By: Sara Knight
BU News Service
Frequently when researching an article I find really cool tidbits of information that don’t make it into the final draft, usually in the name of word count or for the righteous goal of avoiding tangents. So for my first BUNS Science blog post I wanted to relate some interesting historical information I came across while researching embalming for my natural burial op-ed.
When Abraham Lincoln comes up, most Americans probably think of his Gettysburg Address, the Emancipation Proclamation, stove-pipe hats, or even potential hazards of attending a theatre production. Unbeknownst to many, Lincoln also played a major role in popularizing the practice of embalming our dead.
It all began with a bang. Well, several bangs. “Exploding casket syndrome” was a macabre predicament facing train operators responsible for transporting Union cadavers from the bloody Southern battlefields back to their familial burial plots up North. In the hot summer months, the stacked caskets in the trains’ boxcars had a troubling tendency to explode from the build-up of microbial gases, a normal part of bodily decomposition.
Abraham Lincoln, along with many locomotive engineers and northern bereaved, was greatly troubled by exploding casket syndrome. He also happened to be a proponent of embalming – a practice many Americans viewed with disgust and disdain. At that time, it was decidedly un-Christian and indecently pagan to fiddle about with a corpse – even as a means of preservation.
Despite its unpopularity Lincoln advocated embalming, eventually putting the official POTUS seal of approval on the practice for all soldiers killed on Civil War battlefields.
Still, the practice probably would not have caught on as quickly if it had not been for Lincoln’s post-mortem request. He ordered his corpse embalmed and taken on a 1,654-mile railcar tour from Washington, D.C. to Springfield, IL, stopping at many towns in between to exhibit the wonders of bodily preservation. At that time, the average person could only hope to see paintings, drawings, or the odd fuzzy black-and-white photo of their Commander-in-chief, so the Lincoln body tour was quite the somber sensation.
Lincoln’s preserved remains drew thousands of mourners throughout the 180 city tour. Afterwards the practice of embalming was no longer popularly associated with paganism, but rather with the great American virtue of pragmatism and the great American man who held the Union together.
This historical research site has a detailed route of the Lincoln funeral train, map included.

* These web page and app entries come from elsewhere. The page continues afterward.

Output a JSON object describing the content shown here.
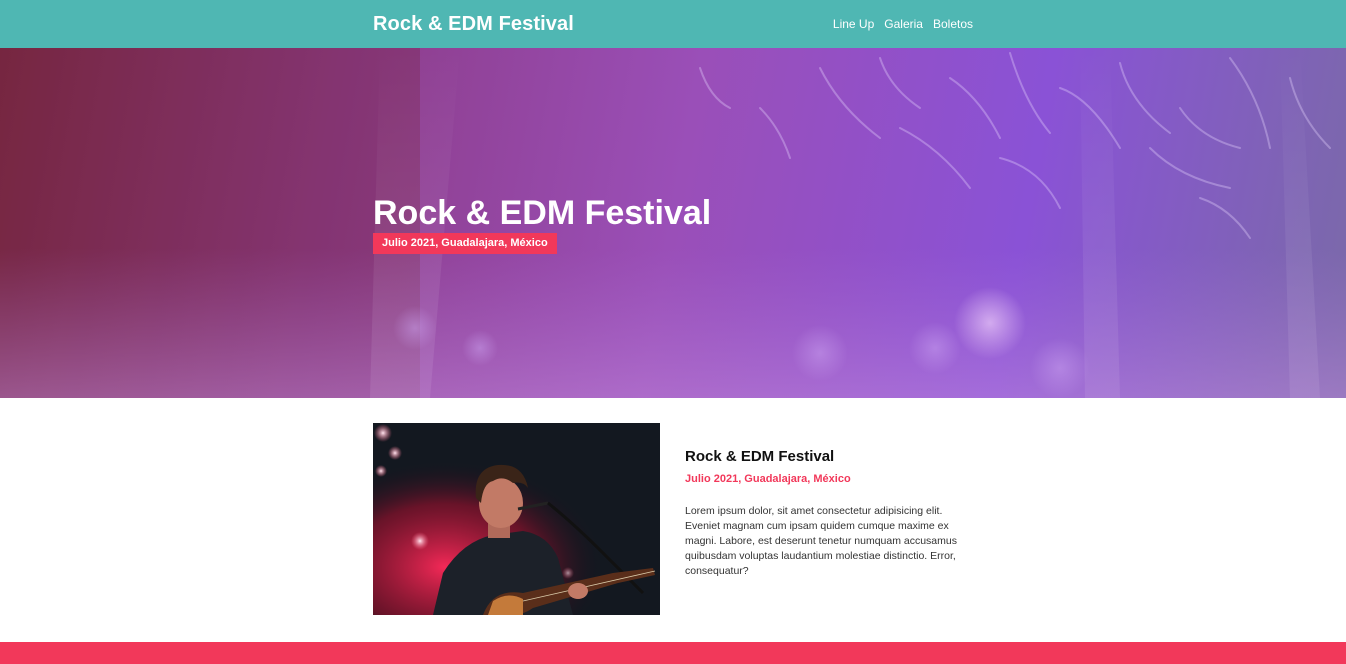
{
  "header": {
    "brand": "Rock & EDM Festival",
    "nav": [
      "Line Up",
      "Galeria",
      "Boletos"
    ]
  },
  "hero": {
    "title": "Rock & EDM Festival",
    "badge": "Julio 2021, Guadalajara, México"
  },
  "about": {
    "title": "Rock & EDM Festival",
    "date": "Julio 2021, Guadalajara, México",
    "text": "Lorem ipsum dolor, sit amet consectetur adipisicing elit. Eveniet magnam cum ipsam quidem cumque maxime ex magni. Labore, est deserunt tenetur numquam accusamus quibusdam voluptas laudantium molestiae distinctio. Error, consequatur?"
  },
  "colors": {
    "header_bg": "#4fb7b3",
    "accent": "#f2385a",
    "hero_purple": "#9a4fb8"
  },
  "icons": {
    "hero_image": "concert-crowd-image",
    "photo": "guitarist-singer-photo"
  }
}
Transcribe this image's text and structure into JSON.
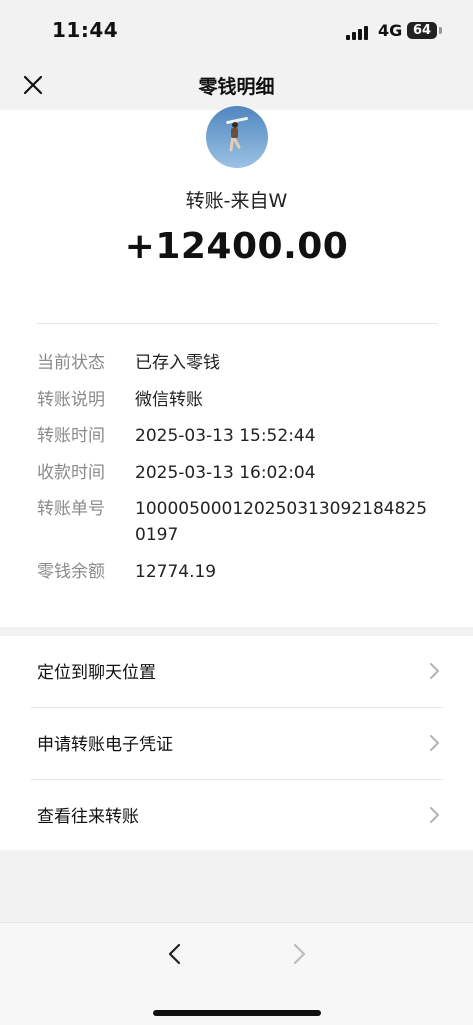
{
  "status": {
    "time": "11:44",
    "network": "4G",
    "battery": "64"
  },
  "nav": {
    "title": "零钱明细",
    "close_icon": "close-icon"
  },
  "transfer": {
    "from": "转账-来自W",
    "amount": "+12400.00",
    "details": [
      {
        "key": "当前状态",
        "value": "已存入零钱"
      },
      {
        "key": "转账说明",
        "value": "微信转账"
      },
      {
        "key": "转账时间",
        "value": "2025-03-13 15:52:44"
      },
      {
        "key": "收款时间",
        "value": "2025-03-13 16:02:04"
      },
      {
        "key": "转账单号",
        "value": "100005000120250313092184825 0197"
      },
      {
        "key": "零钱余额",
        "value": "12774.19"
      }
    ]
  },
  "menu": [
    {
      "label": "定位到聊天位置"
    },
    {
      "label": "申请转账电子凭证"
    },
    {
      "label": "查看往来转账"
    }
  ],
  "bottom_nav": {
    "back_icon": "chevron-left-icon",
    "forward_icon": "chevron-right-icon"
  }
}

Visit the 2015 Lincoln Funeral Train site for more information about a planned recreation of the trip.
One Comment so far:Posted by: Sara Knight on September 27, 2013
Tags: Abraham Lincoln, death, embalming, funerary practice, history